- **EXTRACTED ENTRIES**:
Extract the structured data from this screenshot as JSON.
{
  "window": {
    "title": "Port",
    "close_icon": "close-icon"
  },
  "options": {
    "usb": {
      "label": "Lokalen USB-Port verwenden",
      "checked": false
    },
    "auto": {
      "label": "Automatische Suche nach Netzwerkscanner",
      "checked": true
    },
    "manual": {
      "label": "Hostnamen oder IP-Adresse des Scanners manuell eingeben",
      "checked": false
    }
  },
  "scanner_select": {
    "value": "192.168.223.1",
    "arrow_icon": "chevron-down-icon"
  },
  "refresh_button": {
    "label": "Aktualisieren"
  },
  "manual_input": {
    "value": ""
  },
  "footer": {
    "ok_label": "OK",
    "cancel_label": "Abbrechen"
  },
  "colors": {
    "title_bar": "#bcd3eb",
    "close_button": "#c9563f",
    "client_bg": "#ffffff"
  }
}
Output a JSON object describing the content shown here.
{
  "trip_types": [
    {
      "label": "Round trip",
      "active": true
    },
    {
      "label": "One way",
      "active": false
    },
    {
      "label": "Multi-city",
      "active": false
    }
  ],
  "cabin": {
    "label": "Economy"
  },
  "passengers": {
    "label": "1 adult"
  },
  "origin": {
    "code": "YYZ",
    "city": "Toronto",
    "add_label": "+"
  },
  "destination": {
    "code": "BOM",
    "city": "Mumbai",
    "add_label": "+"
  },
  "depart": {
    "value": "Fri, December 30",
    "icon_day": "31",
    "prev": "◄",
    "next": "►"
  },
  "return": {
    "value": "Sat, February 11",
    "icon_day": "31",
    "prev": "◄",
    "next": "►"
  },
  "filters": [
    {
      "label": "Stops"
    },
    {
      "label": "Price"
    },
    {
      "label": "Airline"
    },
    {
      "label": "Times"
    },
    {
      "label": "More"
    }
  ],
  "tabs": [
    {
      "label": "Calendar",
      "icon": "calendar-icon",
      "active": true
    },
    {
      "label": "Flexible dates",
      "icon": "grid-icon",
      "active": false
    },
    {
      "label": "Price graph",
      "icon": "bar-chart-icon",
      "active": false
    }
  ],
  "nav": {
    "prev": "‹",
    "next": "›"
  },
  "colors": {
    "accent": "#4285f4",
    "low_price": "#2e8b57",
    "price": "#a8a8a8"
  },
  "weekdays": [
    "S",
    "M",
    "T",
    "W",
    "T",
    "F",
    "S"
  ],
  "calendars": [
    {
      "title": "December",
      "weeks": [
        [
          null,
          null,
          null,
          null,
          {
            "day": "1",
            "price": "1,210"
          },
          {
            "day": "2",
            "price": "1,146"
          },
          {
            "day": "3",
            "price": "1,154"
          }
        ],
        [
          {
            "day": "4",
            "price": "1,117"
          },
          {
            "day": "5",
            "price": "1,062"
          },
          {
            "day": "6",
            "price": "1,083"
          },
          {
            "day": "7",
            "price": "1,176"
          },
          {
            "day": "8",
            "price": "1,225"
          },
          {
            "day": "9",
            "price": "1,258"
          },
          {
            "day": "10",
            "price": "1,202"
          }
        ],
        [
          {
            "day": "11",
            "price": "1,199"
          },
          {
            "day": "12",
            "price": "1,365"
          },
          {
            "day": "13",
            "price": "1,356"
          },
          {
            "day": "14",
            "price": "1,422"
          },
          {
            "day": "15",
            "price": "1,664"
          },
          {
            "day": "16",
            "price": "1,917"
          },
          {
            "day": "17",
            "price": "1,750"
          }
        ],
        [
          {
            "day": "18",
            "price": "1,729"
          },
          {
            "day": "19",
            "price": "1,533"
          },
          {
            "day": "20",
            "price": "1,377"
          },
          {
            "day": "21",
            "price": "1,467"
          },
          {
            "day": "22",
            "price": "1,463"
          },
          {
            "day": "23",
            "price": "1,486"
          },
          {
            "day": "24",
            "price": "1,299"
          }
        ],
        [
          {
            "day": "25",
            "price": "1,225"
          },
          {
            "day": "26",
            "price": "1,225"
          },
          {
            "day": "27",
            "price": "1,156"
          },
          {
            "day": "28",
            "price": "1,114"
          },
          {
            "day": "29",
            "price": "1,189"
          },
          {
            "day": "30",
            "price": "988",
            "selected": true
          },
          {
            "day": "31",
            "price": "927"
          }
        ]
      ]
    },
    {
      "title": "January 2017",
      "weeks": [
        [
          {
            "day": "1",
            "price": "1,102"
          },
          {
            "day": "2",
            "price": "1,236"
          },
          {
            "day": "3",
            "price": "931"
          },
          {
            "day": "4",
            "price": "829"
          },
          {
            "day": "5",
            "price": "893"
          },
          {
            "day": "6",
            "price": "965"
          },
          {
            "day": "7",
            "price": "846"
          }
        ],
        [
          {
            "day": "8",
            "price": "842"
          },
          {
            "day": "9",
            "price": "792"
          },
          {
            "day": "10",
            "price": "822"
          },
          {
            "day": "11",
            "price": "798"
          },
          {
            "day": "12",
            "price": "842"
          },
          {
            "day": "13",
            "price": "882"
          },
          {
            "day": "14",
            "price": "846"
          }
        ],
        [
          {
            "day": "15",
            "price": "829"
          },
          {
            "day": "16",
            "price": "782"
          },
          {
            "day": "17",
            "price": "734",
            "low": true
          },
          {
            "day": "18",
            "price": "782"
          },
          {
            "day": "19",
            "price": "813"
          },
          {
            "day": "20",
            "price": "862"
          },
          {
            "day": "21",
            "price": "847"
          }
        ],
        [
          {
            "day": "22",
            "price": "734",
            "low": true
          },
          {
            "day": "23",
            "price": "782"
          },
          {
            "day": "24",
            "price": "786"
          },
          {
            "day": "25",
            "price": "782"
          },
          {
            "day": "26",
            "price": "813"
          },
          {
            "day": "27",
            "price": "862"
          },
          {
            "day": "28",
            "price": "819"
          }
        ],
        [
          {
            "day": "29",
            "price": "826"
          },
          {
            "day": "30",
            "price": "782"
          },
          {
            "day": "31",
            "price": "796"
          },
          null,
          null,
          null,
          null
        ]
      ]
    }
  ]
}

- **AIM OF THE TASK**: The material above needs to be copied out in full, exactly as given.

- **OUTPUT FOR THIS TASK**:
Extract the structured data from this screenshot as JSON.
{
  "window": {
    "title": "Port",
    "close_icon": "close-icon"
  },
  "options": {
    "usb": {
      "label": "Lokalen USB-Port verwenden",
      "checked": false
    },
    "auto": {
      "label": "Automatische Suche nach Netzwerkscanner",
      "checked": true
    },
    "manual": {
      "label": "Hostnamen oder IP-Adresse des Scanners manuell eingeben",
      "checked": false
    }
  },
  "scanner_select": {
    "value": "192.168.223.1",
    "arrow_icon": "chevron-down-icon"
  },
  "refresh_button": {
    "label": "Aktualisieren"
  },
  "manual_input": {
    "value": ""
  },
  "footer": {
    "ok_label": "OK",
    "cancel_label": "Abbrechen"
  },
  "colors": {
    "title_bar": "#bcd3eb",
    "close_button": "#c9563f",
    "client_bg": "#ffffff"
  }
}
Output a JSON object describing the content shown here.
{
  "trip_types": [
    {
      "label": "Round trip",
      "active": true
    },
    {
      "label": "One way",
      "active": false
    },
    {
      "label": "Multi-city",
      "active": false
    }
  ],
  "cabin": {
    "label": "Economy"
  },
  "passengers": {
    "label": "1 adult"
  },
  "origin": {
    "code": "YYZ",
    "city": "Toronto",
    "add_label": "+"
  },
  "destination": {
    "code": "BOM",
    "city": "Mumbai",
    "add_label": "+"
  },
  "depart": {
    "value": "Fri, December 30",
    "icon_day": "31",
    "prev": "◄",
    "next": "►"
  },
  "return": {
    "value": "Sat, February 11",
    "icon_day": "31",
    "prev": "◄",
    "next": "►"
  },
  "filters": [
    {
      "label": "Stops"
    },
    {
      "label": "Price"
    },
    {
      "label": "Airline"
    },
    {
      "label": "Times"
    },
    {
      "label": "More"
    }
  ],
  "tabs": [
    {
      "label": "Calendar",
      "icon": "calendar-icon",
      "active": true
    },
    {
      "label": "Flexible dates",
      "icon": "grid-icon",
      "active": false
    },
    {
      "label": "Price graph",
      "icon": "bar-chart-icon",
      "active": false
    }
  ],
  "nav": {
    "prev": "‹",
    "next": "›"
  },
  "colors": {
    "accent": "#4285f4",
    "low_price": "#2e8b57",
    "price": "#a8a8a8"
  },
  "weekdays": [
    "S",
    "M",
    "T",
    "W",
    "T",
    "F",
    "S"
  ],
  "calendars": [
    {
      "title": "December",
      "weeks": [
        [
          null,
          null,
          null,
          null,
          {
            "day": "1",
            "price": "1,210"
          },
          {
            "day": "2",
            "price": "1,146"
          },
          {
            "day": "3",
            "price": "1,154"
          }
        ],
        [
          {
            "day": "4",
            "price": "1,117"
          },
          {
            "day": "5",
            "price": "1,062"
          },
          {
            "day": "6",
            "price": "1,083"
          },
          {
            "day": "7",
            "price": "1,176"
          },
          {
            "day": "8",
            "price": "1,225"
          },
          {
            "day": "9",
            "price": "1,258"
          },
          {
            "day": "10",
            "price": "1,202"
          }
        ],
        [
          {
            "day": "11",
            "price": "1,199"
          },
          {
            "day": "12",
            "price": "1,365"
          },
          {
            "day": "13",
            "price": "1,356"
          },
          {
            "day": "14",
            "price": "1,422"
          },
          {
            "day": "15",
            "price": "1,664"
          },
          {
            "day": "16",
            "price": "1,917"
          },
          {
            "day": "17",
            "price": "1,750"
          }
        ],
        [
          {
            "day": "18",
            "price": "1,729"
          },
          {
            "day": "19",
            "price": "1,533"
          },
          {
            "day": "20",
            "price": "1,377"
          },
          {
            "day": "21",
            "price": "1,467"
          },
          {
            "day": "22",
            "price": "1,463"
          },
          {
            "day": "23",
            "price": "1,486"
          },
          {
            "day": "24",
            "price": "1,299"
          }
        ],
        [
          {
            "day": "25",
            "price": "1,225"
          },
          {
            "day": "26",
            "price": "1,225"
          },
          {
            "day": "27",
            "price": "1,156"
          },
          {
            "day": "28",
            "price": "1,114"
          },
          {
            "day": "29",
            "price": "1,189"
          },
          {
            "day": "30",
            "price": "988",
            "selected": true
          },
          {
            "day": "31",
            "price": "927"
          }
        ]
      ]
    },
    {
      "title": "January 2017",
      "weeks": [
        [
          {
            "day": "1",
            "price": "1,102"
          },
          {
            "day": "2",
            "price": "1,236"
          },
          {
            "day": "3",
            "price": "931"
          },
          {
            "day": "4",
            "price": "829"
          },
          {
            "day": "5",
            "price": "893"
          },
          {
            "day": "6",
            "price": "965"
          },
          {
            "day": "7",
            "price": "846"
          }
        ],
        [
          {
            "day": "8",
            "price": "842"
          },
          {
            "day": "9",
            "price": "792"
          },
          {
            "day": "10",
            "price": "822"
          },
          {
            "day": "11",
            "price": "798"
          },
          {
            "day": "12",
            "price": "842"
          },
          {
            "day": "13",
            "price": "882"
          },
          {
            "day": "14",
            "price": "846"
          }
        ],
        [
          {
            "day": "15",
            "price": "829"
          },
          {
            "day": "16",
            "price": "782"
          },
          {
            "day": "17",
            "price": "734",
            "low": true
          },
          {
            "day": "18",
            "price": "782"
          },
          {
            "day": "19",
            "price": "813"
          },
          {
            "day": "20",
            "price": "862"
          },
          {
            "day": "21",
            "price": "847"
          }
        ],
        [
          {
            "day": "22",
            "price": "734",
            "low": true
          },
          {
            "day": "23",
            "price": "782"
          },
          {
            "day": "24",
            "price": "786"
          },
          {
            "day": "25",
            "price": "782"
          },
          {
            "day": "26",
            "price": "813"
          },
          {
            "day": "27",
            "price": "862"
          },
          {
            "day": "28",
            "price": "819"
          }
        ],
        [
          {
            "day": "29",
            "price": "826"
          },
          {
            "day": "30",
            "price": "782"
          },
          {
            "day": "31",
            "price": "796"
          },
          null,
          null,
          null,
          null
        ]
      ]
    }
  ]
}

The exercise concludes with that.